**What the exercise asks**
Output the full listing below exactly as it reads, and skip anything that is a picture.

**Given data**
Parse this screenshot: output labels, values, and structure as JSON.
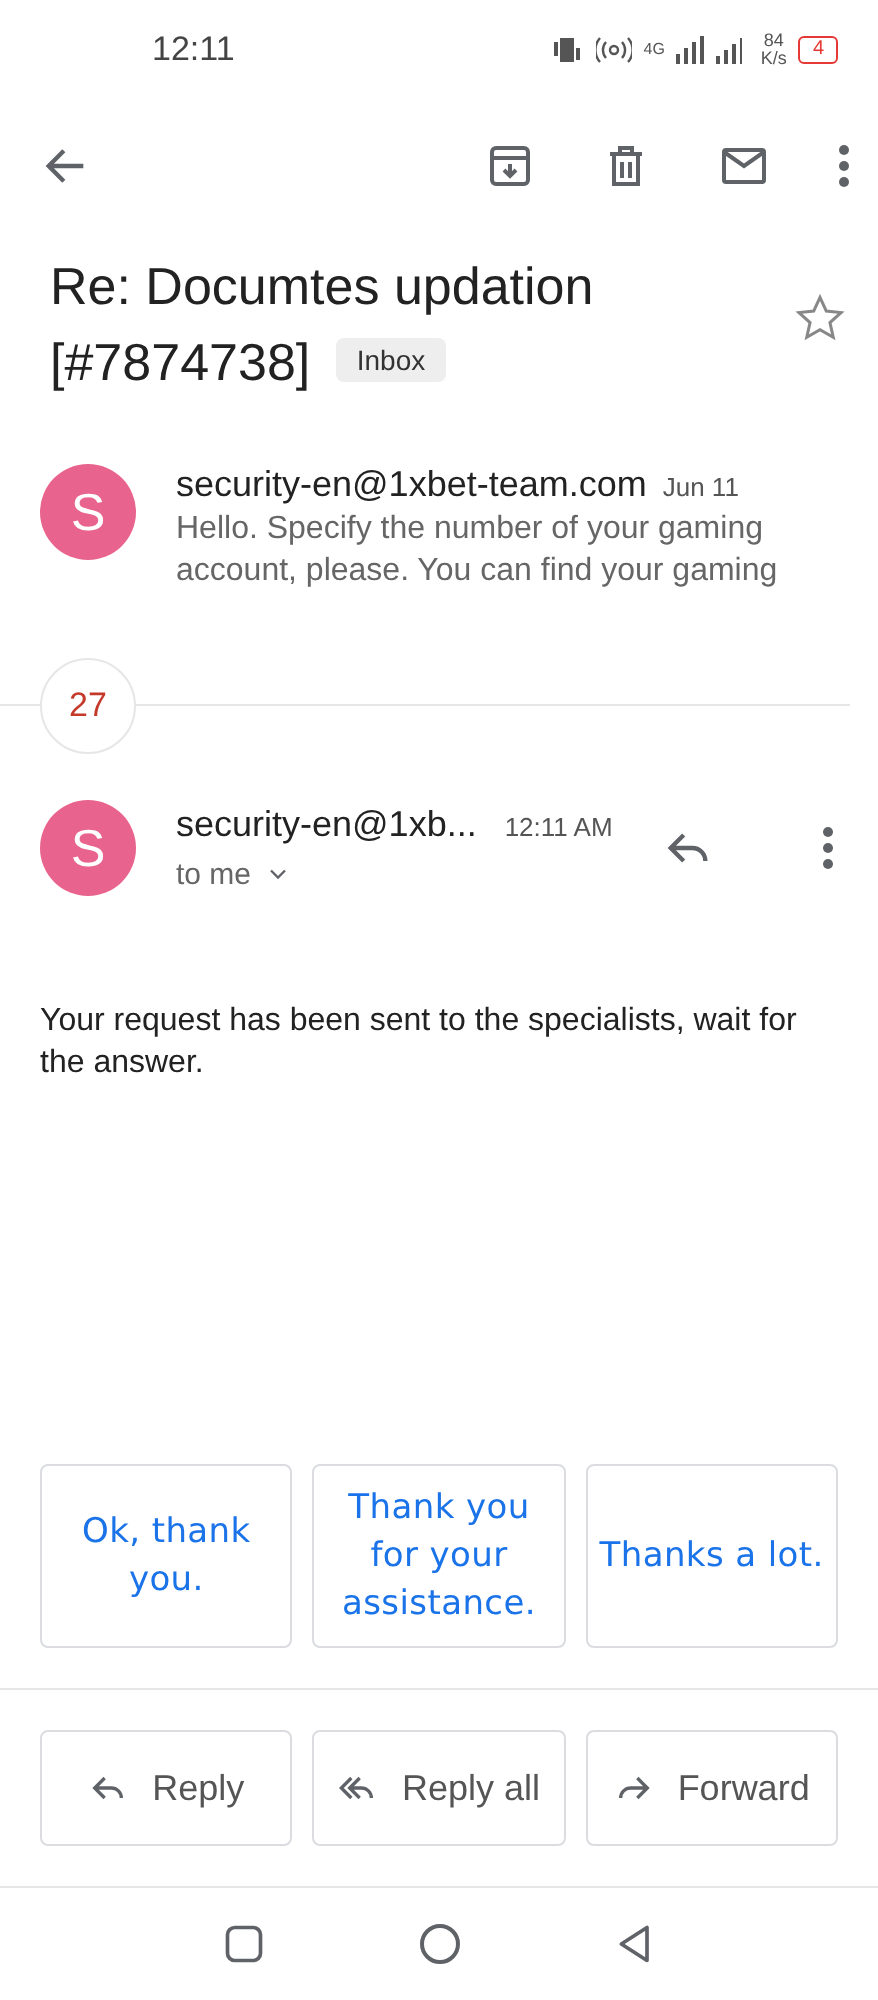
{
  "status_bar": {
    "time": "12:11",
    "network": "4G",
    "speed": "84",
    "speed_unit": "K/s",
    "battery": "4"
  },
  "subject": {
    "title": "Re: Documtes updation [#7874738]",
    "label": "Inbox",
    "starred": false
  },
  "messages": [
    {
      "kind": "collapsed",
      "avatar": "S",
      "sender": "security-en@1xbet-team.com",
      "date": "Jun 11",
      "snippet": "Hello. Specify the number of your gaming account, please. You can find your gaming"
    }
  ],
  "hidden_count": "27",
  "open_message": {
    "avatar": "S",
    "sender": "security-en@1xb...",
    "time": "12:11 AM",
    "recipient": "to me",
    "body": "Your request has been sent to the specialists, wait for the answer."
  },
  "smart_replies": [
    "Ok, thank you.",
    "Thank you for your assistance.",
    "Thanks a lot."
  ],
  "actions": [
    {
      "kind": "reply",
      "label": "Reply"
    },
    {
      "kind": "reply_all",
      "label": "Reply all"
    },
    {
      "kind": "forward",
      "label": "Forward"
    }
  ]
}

**Reply to the exercise**
Parse this screenshot: output labels, values, and structure as JSON.
{
  "status_bar": {
    "time": "12:11",
    "network": "4G",
    "speed": "84",
    "speed_unit": "K/s",
    "battery": "4"
  },
  "subject": {
    "title": "Re: Documtes updation [#7874738]",
    "label": "Inbox",
    "starred": false
  },
  "messages": [
    {
      "kind": "collapsed",
      "avatar": "S",
      "sender": "security-en@1xbet-team.com",
      "date": "Jun 11",
      "snippet": "Hello. Specify the number of your gaming account, please. You can find your gaming"
    }
  ],
  "hidden_count": "27",
  "open_message": {
    "avatar": "S",
    "sender": "security-en@1xb...",
    "time": "12:11 AM",
    "recipient": "to me",
    "body": "Your request has been sent to the specialists, wait for the answer."
  },
  "smart_replies": [
    "Ok, thank you.",
    "Thank you for your assistance.",
    "Thanks a lot."
  ],
  "actions": [
    {
      "kind": "reply",
      "label": "Reply"
    },
    {
      "kind": "reply_all",
      "label": "Reply all"
    },
    {
      "kind": "forward",
      "label": "Forward"
    }
  ]
}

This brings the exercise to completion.